New research out of Flinders has revealed cancer survivors require more care, awareness and management of other health conditions – in particular cardiovascular disease – to help them live longer after cancer treatment.
Professor Bogda Koczwara published the findings of a research project funded through a Flinders Foundation Health Seed Grant…made possible thanks to your generous donations to cancer research, prevention and care at Flinders.
In the study, Prof Koczwara, who is a medical oncologist and staff specialist at Flinders Medical Centre, examined data from 32,000 patients with cancer with a range of cancer types who survived at least five years after a cancer diagnosis.
She found mortality rates for people with cancer were higher than the general population – but a significant portion of them died of non-cancer causes, with the majority of those deaths due to cardiovascular disease.
“Mortality from cardiovascular disease for survivors of cancer was significantly higher than what we would expect for general population,” Prof Koczwara explains.
“We suspect multiple reasons for this observation; including biologic - some form of interaction between cancer and cardiovascular disease, as they share common risk factors; and also some of the cancer treatments have cardio-toxic effects.”
Prof Koczwara also said there could be, what she refers to as, a ‘health service effect’ whereby cardiovascular health is not seen as much of a priority as cancer during cancer treatment and care:
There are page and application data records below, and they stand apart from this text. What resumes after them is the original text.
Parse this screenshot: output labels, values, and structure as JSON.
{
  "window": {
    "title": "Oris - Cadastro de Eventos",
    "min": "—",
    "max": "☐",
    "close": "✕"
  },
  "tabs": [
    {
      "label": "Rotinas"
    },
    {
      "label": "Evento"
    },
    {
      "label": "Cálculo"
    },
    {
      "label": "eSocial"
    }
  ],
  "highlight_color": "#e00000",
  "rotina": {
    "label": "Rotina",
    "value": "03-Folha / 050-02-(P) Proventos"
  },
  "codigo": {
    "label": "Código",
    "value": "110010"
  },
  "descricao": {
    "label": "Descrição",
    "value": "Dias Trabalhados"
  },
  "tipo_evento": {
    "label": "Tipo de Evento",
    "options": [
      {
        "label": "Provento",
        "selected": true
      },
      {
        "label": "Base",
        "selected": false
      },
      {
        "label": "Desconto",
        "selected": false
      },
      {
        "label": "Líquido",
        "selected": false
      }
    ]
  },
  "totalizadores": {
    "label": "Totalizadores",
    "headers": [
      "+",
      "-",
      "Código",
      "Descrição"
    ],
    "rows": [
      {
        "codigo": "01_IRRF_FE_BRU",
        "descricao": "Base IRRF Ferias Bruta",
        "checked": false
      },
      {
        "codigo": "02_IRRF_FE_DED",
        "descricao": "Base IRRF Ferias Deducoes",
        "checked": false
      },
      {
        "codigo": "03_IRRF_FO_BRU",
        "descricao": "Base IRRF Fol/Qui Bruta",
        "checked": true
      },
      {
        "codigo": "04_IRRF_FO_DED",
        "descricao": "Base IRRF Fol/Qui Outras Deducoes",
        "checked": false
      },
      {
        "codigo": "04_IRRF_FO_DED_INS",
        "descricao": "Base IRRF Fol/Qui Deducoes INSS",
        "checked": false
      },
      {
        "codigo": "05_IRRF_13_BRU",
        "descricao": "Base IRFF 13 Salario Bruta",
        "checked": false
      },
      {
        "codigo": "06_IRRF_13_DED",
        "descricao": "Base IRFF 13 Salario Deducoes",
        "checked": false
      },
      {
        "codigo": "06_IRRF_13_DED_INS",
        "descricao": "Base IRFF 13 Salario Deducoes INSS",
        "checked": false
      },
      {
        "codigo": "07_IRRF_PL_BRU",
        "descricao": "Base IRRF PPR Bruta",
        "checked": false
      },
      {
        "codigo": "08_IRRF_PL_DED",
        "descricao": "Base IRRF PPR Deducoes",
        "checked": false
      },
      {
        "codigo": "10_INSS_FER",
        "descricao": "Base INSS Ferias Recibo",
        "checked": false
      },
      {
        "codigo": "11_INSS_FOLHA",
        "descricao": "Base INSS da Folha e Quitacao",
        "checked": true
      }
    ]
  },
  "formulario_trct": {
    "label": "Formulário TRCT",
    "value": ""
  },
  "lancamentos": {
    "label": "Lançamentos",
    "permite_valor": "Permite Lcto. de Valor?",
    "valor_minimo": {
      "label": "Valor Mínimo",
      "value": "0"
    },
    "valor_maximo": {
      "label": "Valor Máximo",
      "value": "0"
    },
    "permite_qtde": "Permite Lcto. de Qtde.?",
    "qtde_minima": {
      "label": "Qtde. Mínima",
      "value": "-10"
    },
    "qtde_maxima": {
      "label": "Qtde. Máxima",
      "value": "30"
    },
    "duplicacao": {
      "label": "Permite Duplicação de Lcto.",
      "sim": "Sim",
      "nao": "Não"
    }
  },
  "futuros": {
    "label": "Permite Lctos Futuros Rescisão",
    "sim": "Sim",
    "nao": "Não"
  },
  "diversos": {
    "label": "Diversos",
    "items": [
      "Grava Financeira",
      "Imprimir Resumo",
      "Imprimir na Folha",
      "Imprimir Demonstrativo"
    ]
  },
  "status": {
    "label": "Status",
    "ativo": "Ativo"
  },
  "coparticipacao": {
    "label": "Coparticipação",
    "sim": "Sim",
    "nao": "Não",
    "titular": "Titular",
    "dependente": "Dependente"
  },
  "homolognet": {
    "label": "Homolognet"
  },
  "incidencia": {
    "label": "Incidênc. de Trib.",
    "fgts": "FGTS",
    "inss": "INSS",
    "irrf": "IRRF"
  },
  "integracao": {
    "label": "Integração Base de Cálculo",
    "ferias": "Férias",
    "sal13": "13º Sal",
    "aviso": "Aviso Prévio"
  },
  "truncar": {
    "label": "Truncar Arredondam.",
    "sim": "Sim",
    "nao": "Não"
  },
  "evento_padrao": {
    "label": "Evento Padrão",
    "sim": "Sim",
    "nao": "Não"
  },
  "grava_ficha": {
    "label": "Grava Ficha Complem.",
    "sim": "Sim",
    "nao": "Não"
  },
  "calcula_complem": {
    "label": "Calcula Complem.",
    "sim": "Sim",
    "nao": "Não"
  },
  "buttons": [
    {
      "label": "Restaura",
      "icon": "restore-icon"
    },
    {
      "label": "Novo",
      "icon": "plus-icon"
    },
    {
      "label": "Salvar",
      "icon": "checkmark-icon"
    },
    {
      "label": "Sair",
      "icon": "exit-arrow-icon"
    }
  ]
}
“Patients with cancer are busy already and they often have a lot of other appointments, including chemotherapy, radiotherapy and scans.
“Patients may discount other health conditions and really concentrate on cancer care, and health providers may do the same thing, so there is a possibility that when we pay attention to cancer care we neglect other health problems to our detriment.”
Prof Koczwara said these findings were important and would help guide improvements in care for patients in future.
“If we want cancer survivors to live a long and healthy life and have a life expectancy that is equivalent of the general population, then we need to address not just their cancer mortality but also mortality from other conditions, in particular cardiovascular disease,” she says.
Additional care could focus on more ‘cardio-oncology services’ and collaboration between cardiologists and oncologists, making sure patients were more connected to their GPs following treatment, and also equipping patients with self-management support and resources.
Prof Koczwara flagged the new Cancer Wellness Centre at Flinders as one such resource of support:
“A big part of prevention of cardiovascular disease in cancer is reduction of risk factors such as obesity, inactivity, smoking, depression and increase capacity for self-management – a wellness centre is a great way of consolidating support for patients to focus on these areas.”
Interested in hearing more about Professor Bogda Koczwara’s research? Listen to her podcast with the Medical Journal of Australia here.